* [Your instructions]:
Report all lines from the entries below in which "screenshot" appears.
--- Materials provided ---
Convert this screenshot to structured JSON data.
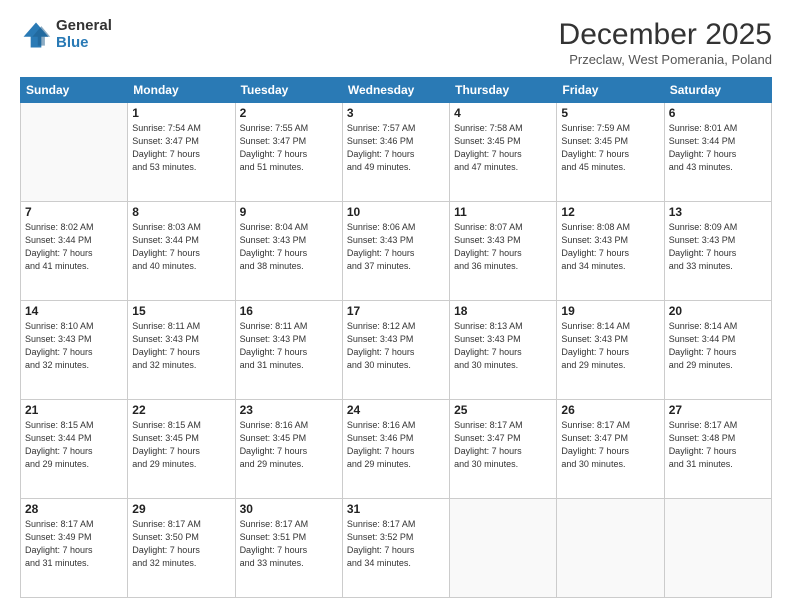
{
  "logo": {
    "general": "General",
    "blue": "Blue"
  },
  "header": {
    "month": "December 2025",
    "location": "Przeclaw, West Pomerania, Poland"
  },
  "days_of_week": [
    "Sunday",
    "Monday",
    "Tuesday",
    "Wednesday",
    "Thursday",
    "Friday",
    "Saturday"
  ],
  "weeks": [
    [
      {
        "day": "",
        "info": ""
      },
      {
        "day": "1",
        "info": "Sunrise: 7:54 AM\nSunset: 3:47 PM\nDaylight: 7 hours\nand 53 minutes."
      },
      {
        "day": "2",
        "info": "Sunrise: 7:55 AM\nSunset: 3:47 PM\nDaylight: 7 hours\nand 51 minutes."
      },
      {
        "day": "3",
        "info": "Sunrise: 7:57 AM\nSunset: 3:46 PM\nDaylight: 7 hours\nand 49 minutes."
      },
      {
        "day": "4",
        "info": "Sunrise: 7:58 AM\nSunset: 3:45 PM\nDaylight: 7 hours\nand 47 minutes."
      },
      {
        "day": "5",
        "info": "Sunrise: 7:59 AM\nSunset: 3:45 PM\nDaylight: 7 hours\nand 45 minutes."
      },
      {
        "day": "6",
        "info": "Sunrise: 8:01 AM\nSunset: 3:44 PM\nDaylight: 7 hours\nand 43 minutes."
      }
    ],
    [
      {
        "day": "7",
        "info": "Sunrise: 8:02 AM\nSunset: 3:44 PM\nDaylight: 7 hours\nand 41 minutes."
      },
      {
        "day": "8",
        "info": "Sunrise: 8:03 AM\nSunset: 3:44 PM\nDaylight: 7 hours\nand 40 minutes."
      },
      {
        "day": "9",
        "info": "Sunrise: 8:04 AM\nSunset: 3:43 PM\nDaylight: 7 hours\nand 38 minutes."
      },
      {
        "day": "10",
        "info": "Sunrise: 8:06 AM\nSunset: 3:43 PM\nDaylight: 7 hours\nand 37 minutes."
      },
      {
        "day": "11",
        "info": "Sunrise: 8:07 AM\nSunset: 3:43 PM\nDaylight: 7 hours\nand 36 minutes."
      },
      {
        "day": "12",
        "info": "Sunrise: 8:08 AM\nSunset: 3:43 PM\nDaylight: 7 hours\nand 34 minutes."
      },
      {
        "day": "13",
        "info": "Sunrise: 8:09 AM\nSunset: 3:43 PM\nDaylight: 7 hours\nand 33 minutes."
      }
    ],
    [
      {
        "day": "14",
        "info": "Sunrise: 8:10 AM\nSunset: 3:43 PM\nDaylight: 7 hours\nand 32 minutes."
      },
      {
        "day": "15",
        "info": "Sunrise: 8:11 AM\nSunset: 3:43 PM\nDaylight: 7 hours\nand 32 minutes."
      },
      {
        "day": "16",
        "info": "Sunrise: 8:11 AM\nSunset: 3:43 PM\nDaylight: 7 hours\nand 31 minutes."
      },
      {
        "day": "17",
        "info": "Sunrise: 8:12 AM\nSunset: 3:43 PM\nDaylight: 7 hours\nand 30 minutes."
      },
      {
        "day": "18",
        "info": "Sunrise: 8:13 AM\nSunset: 3:43 PM\nDaylight: 7 hours\nand 30 minutes."
      },
      {
        "day": "19",
        "info": "Sunrise: 8:14 AM\nSunset: 3:43 PM\nDaylight: 7 hours\nand 29 minutes."
      },
      {
        "day": "20",
        "info": "Sunrise: 8:14 AM\nSunset: 3:44 PM\nDaylight: 7 hours\nand 29 minutes."
      }
    ],
    [
      {
        "day": "21",
        "info": "Sunrise: 8:15 AM\nSunset: 3:44 PM\nDaylight: 7 hours\nand 29 minutes."
      },
      {
        "day": "22",
        "info": "Sunrise: 8:15 AM\nSunset: 3:45 PM\nDaylight: 7 hours\nand 29 minutes."
      },
      {
        "day": "23",
        "info": "Sunrise: 8:16 AM\nSunset: 3:45 PM\nDaylight: 7 hours\nand 29 minutes."
      },
      {
        "day": "24",
        "info": "Sunrise: 8:16 AM\nSunset: 3:46 PM\nDaylight: 7 hours\nand 29 minutes."
      },
      {
        "day": "25",
        "info": "Sunrise: 8:17 AM\nSunset: 3:47 PM\nDaylight: 7 hours\nand 30 minutes."
      },
      {
        "day": "26",
        "info": "Sunrise: 8:17 AM\nSunset: 3:47 PM\nDaylight: 7 hours\nand 30 minutes."
      },
      {
        "day": "27",
        "info": "Sunrise: 8:17 AM\nSunset: 3:48 PM\nDaylight: 7 hours\nand 31 minutes."
      }
    ],
    [
      {
        "day": "28",
        "info": "Sunrise: 8:17 AM\nSunset: 3:49 PM\nDaylight: 7 hours\nand 31 minutes."
      },
      {
        "day": "29",
        "info": "Sunrise: 8:17 AM\nSunset: 3:50 PM\nDaylight: 7 hours\nand 32 minutes."
      },
      {
        "day": "30",
        "info": "Sunrise: 8:17 AM\nSunset: 3:51 PM\nDaylight: 7 hours\nand 33 minutes."
      },
      {
        "day": "31",
        "info": "Sunrise: 8:17 AM\nSunset: 3:52 PM\nDaylight: 7 hours\nand 34 minutes."
      },
      {
        "day": "",
        "info": ""
      },
      {
        "day": "",
        "info": ""
      },
      {
        "day": "",
        "info": ""
      }
    ]
  ]
}
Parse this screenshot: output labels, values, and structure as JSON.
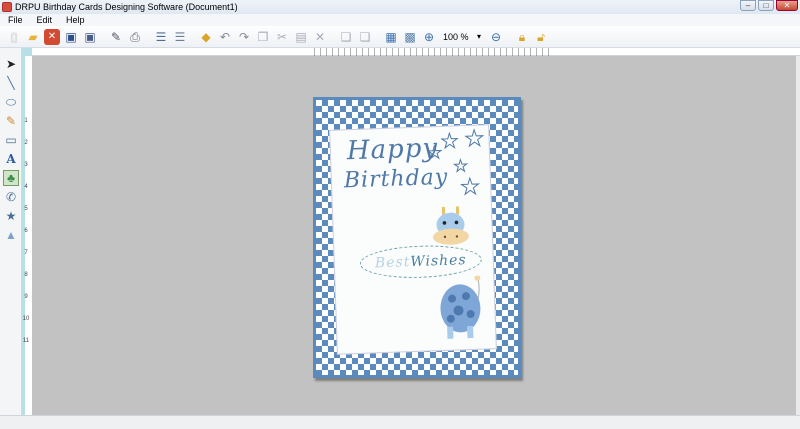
{
  "window": {
    "title": "DRPU Birthday Cards Designing Software  (Document1)"
  },
  "menu": {
    "items": [
      "File",
      "Edit",
      "Help"
    ]
  },
  "toolbar": {
    "zoom_value": "100 %"
  },
  "ruler": {
    "left_numbers": [
      "1",
      "2",
      "3",
      "4",
      "5",
      "6",
      "7",
      "8",
      "9",
      "10",
      "11"
    ]
  },
  "card": {
    "line1": "Happy",
    "line2": "Birthday",
    "wishes_faint": "Best",
    "wishes_main": " Wishes"
  },
  "colors": {
    "card_blue": "#5b8bbd",
    "canvas_gray": "#c2c2c2",
    "ruler_teal": "#b6e0e6"
  }
}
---
* [Output of the exercise]:
Convert this screenshot to structured JSON data.
Parse this screenshot: output labels, values, and structure as JSON.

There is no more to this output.